There are companies who will still withhold payment even after a court judgment. When they do, you need an attorney who knows how to collect on a judgment.

Four steps to collecting on a judgment

There are four major steps to collecting after a Massachusetts court judgment:

  1. Get a writ of execution.
  2. Locate the debtor’s assets.
  3. Direct a deputy sheriff to seize the debtor’s non-exempt assets.
  4. Have the sheriff sell off the debtor’s non-exempt assets to satisfy the debt.

The first step is to get a writ of execution. This is a document from the court that allows an attorney to engage in post-judgment collection tactics such as property seizures.

The next step is generally to find the debtor’s assets. In Massachusetts, courts allow creditors with judgments in hand to bring an inquiry into the debtor’s assets. A knowledgeable attorney for a creditor can use this to locate all of the debtor’s assets that are located in Massachusetts, and potentially beyond.
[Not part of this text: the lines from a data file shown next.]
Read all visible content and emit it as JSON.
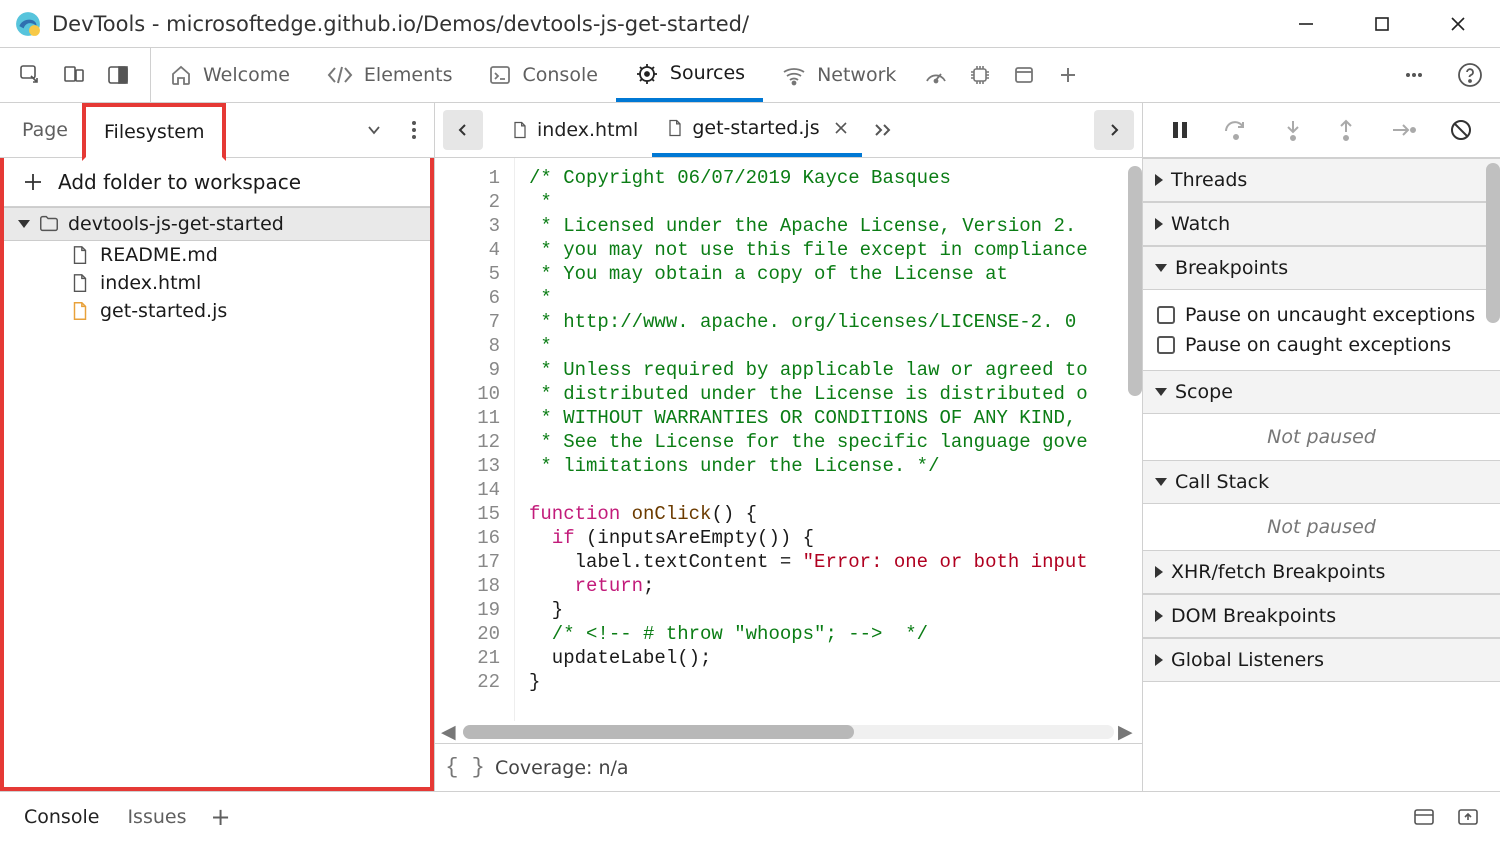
{
  "window": {
    "title": "DevTools - microsoftedge.github.io/Demos/devtools-js-get-started/"
  },
  "toolbar": {
    "tabs": [
      {
        "label": "Welcome",
        "active": false
      },
      {
        "label": "Elements",
        "active": false
      },
      {
        "label": "Console",
        "active": false
      },
      {
        "label": "Sources",
        "active": true
      },
      {
        "label": "Network",
        "active": false
      }
    ]
  },
  "left": {
    "tabs": {
      "page": "Page",
      "filesystem": "Filesystem"
    },
    "add_folder": "Add folder to workspace",
    "root_folder": "devtools-js-get-started",
    "files": [
      {
        "name": "README.md",
        "kind": "file"
      },
      {
        "name": "index.html",
        "kind": "file"
      },
      {
        "name": "get-started.js",
        "kind": "js"
      }
    ]
  },
  "center": {
    "files": {
      "index": "index.html",
      "getstarted": "get-started.js"
    },
    "code_comment": "/* Copyright 06/07/2019 Kayce Basques\n *\n * Licensed under the Apache License, Version 2.\n * you may not use this file except in compliance\n * You may obtain a copy of the License at\n *\n * http://www. apache. org/licenses/LICENSE-2. 0\n *\n * Unless required by applicable law or agreed to\n * distributed under the License is distributed o\n * WITHOUT WARRANTIES OR CONDITIONS OF ANY KIND,\n * See the License for the specific language gove\n * limitations under the License. */",
    "line15": {
      "kw": "function",
      "fn": "onClick",
      "rest": "() {"
    },
    "line16": {
      "kw": "if",
      "rest": " (inputsAreEmpty()) {"
    },
    "line17": {
      "lhs": "    label.textContent = ",
      "str": "\"Error: one or both input"
    },
    "line18": {
      "kw": "return",
      "rest": ";"
    },
    "line19": "  }",
    "line20_comment": "  /* <!-- # throw \"whoops\"; -->  */",
    "line21": "  updateLabel();",
    "line22": "}",
    "coverage": "Coverage: n/a"
  },
  "right": {
    "sections": {
      "threads": "Threads",
      "watch": "Watch",
      "breakpoints": "Breakpoints",
      "scope": "Scope",
      "callstack": "Call Stack",
      "xhr": "XHR/fetch Breakpoints",
      "dom": "DOM Breakpoints",
      "global": "Global Listeners"
    },
    "bp_uncaught": "Pause on uncaught exceptions",
    "bp_caught": "Pause on caught exceptions",
    "not_paused": "Not paused"
  },
  "drawer": {
    "console": "Console",
    "issues": "Issues"
  }
}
Once your attorney knows where the assets are located, he or she can tell the local deputy sheriff to seize some or all of the debtor’s non-exempt assets, up to the amount that would be necessary to pay the judgment.

The final step is to have the county Sheriff sell the seized assets. Then, subject to certain statutory exemptions and the existence of any liens on the property, the money could be paid out to the creditor.

At the Law Offices of Alan M. Cohen & Associates LLC, we have more than 50 years of experience following this and other methods to collect business-to-business debt. We efficiently and effectively collect on debts throughout Massachusetts. Call 508-763-6604 or contact us by email to schedule an appointment.

Collecting on judgments from other states

When a debtor company has assets in more than one state, including Massachusetts, it is sometimes advantageous to collect against the Massachusetts assets. If you have a judgment from another state against a debtor who has assets in Massachusetts, it may be possible to “domesticate” that judgment.

Domestication of a judgment from another state allows that judgment to be enforced through the Massachusetts courts.

Domestication isn’t always the most efficient choice. Depending on the circumstances, it may be more favorable to file a new collection lawsuit in Massachusetts. This is because Massachusetts allows creditors to freeze the debtor’s non-exempt assets in advance, in some cases. This can prevent dissipation of the assets.

To learn how our commercial debt collection attorneys could help in your specific circumstances, call 508-763-6604 or email us to schedule an appointment for a consultation.